-- EXERCISE BRIEF --
Scan the records below and copy every line that contains the string "apple".

-- DATA SHOWN --
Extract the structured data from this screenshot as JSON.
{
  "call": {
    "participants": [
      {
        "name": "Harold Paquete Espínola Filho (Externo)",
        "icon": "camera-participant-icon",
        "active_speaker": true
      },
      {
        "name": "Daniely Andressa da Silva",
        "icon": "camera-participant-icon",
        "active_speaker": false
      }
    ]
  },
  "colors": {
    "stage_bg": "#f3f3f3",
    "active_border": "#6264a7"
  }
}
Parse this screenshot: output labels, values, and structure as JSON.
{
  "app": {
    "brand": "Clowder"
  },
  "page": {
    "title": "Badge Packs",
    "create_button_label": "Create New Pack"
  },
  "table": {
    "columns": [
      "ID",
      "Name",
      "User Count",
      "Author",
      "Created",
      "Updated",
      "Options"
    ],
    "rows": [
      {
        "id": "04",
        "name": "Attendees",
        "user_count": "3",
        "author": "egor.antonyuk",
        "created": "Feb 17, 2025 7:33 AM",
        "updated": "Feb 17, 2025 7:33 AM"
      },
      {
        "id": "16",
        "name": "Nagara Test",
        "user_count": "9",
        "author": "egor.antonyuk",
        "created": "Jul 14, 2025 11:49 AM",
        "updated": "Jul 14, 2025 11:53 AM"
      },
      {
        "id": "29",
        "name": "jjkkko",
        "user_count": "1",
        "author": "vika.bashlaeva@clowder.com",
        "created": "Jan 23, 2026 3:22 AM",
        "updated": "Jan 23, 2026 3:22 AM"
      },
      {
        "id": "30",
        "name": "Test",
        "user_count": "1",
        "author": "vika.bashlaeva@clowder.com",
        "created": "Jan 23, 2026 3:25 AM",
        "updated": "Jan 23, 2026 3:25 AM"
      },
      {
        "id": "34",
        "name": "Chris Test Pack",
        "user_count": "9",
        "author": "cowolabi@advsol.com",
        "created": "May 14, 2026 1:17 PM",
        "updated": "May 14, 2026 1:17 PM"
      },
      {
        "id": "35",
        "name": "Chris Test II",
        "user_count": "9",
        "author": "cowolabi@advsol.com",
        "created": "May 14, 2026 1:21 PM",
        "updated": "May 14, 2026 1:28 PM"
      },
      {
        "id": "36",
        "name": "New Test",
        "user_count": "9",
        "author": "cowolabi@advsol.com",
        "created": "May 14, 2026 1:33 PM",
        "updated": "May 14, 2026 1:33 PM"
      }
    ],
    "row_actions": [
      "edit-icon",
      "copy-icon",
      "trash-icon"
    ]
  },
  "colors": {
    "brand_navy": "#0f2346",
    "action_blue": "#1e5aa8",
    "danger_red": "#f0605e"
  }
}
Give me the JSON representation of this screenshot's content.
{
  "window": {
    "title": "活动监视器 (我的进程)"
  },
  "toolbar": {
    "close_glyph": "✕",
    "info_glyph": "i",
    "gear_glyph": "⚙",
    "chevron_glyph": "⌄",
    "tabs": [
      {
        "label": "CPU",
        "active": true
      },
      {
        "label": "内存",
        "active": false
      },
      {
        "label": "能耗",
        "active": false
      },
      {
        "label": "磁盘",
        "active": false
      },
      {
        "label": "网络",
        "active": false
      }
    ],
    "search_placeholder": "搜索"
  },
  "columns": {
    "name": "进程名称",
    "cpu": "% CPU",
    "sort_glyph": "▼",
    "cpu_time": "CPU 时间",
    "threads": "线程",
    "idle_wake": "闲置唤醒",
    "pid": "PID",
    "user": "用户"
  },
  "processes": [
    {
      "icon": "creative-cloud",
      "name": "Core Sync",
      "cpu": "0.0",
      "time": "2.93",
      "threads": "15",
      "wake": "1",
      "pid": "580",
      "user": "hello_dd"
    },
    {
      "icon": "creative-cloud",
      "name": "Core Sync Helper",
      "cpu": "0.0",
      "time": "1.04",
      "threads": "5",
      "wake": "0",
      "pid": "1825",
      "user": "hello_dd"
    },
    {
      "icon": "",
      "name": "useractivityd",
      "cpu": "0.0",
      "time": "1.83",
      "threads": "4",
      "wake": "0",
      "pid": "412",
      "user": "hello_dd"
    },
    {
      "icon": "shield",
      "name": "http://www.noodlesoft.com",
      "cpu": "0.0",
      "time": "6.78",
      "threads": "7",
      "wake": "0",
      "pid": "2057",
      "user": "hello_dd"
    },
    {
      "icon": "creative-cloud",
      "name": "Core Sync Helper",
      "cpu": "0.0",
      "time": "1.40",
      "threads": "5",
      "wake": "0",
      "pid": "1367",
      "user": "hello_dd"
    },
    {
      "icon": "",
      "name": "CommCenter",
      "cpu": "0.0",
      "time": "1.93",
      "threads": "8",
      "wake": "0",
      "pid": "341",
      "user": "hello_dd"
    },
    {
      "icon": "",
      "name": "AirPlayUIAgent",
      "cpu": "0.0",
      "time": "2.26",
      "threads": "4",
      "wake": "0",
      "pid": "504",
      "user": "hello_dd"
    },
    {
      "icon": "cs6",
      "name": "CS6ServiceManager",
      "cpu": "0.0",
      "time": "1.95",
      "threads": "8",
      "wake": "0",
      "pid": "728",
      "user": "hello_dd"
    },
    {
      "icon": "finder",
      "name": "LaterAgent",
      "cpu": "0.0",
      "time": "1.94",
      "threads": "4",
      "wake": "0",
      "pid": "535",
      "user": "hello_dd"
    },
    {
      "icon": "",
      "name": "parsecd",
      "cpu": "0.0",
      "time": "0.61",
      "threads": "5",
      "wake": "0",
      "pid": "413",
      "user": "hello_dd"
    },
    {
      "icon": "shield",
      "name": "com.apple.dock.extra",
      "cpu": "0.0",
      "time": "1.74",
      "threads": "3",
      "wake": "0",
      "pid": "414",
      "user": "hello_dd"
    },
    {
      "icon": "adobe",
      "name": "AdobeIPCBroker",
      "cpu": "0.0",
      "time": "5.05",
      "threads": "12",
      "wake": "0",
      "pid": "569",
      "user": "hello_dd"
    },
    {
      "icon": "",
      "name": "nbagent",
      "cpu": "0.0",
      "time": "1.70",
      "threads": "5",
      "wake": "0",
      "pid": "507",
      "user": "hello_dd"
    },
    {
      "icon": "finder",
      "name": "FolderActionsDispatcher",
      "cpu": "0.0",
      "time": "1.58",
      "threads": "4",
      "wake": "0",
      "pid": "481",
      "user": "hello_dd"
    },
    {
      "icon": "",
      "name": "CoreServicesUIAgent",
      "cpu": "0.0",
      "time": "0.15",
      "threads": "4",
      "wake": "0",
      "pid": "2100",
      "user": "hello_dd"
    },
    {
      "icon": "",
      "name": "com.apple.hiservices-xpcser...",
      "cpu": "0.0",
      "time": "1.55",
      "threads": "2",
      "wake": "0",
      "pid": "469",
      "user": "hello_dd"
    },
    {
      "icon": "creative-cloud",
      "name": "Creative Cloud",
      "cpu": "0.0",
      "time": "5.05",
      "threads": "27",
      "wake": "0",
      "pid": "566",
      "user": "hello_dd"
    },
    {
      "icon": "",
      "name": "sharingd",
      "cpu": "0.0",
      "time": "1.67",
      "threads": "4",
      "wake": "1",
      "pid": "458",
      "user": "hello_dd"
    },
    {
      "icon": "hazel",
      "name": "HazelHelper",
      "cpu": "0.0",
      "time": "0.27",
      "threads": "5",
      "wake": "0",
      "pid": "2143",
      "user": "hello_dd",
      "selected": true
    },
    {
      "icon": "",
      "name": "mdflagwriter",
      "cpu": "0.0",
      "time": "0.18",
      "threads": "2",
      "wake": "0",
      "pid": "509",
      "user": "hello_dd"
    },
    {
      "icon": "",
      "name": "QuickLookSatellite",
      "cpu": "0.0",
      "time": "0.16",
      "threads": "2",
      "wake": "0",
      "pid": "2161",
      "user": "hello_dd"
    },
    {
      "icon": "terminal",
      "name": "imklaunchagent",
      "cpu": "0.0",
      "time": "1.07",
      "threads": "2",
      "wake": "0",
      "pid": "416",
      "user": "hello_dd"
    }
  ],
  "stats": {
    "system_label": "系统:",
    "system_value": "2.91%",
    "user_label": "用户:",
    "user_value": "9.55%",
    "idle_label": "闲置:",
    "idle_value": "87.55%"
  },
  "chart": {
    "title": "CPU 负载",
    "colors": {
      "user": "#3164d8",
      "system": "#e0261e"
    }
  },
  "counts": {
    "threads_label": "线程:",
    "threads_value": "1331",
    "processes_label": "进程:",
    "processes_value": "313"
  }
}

-- OUTPUT --
      "name": "com.apple.dock.extra",
      "name": "com.apple.hiservices-xpcser...",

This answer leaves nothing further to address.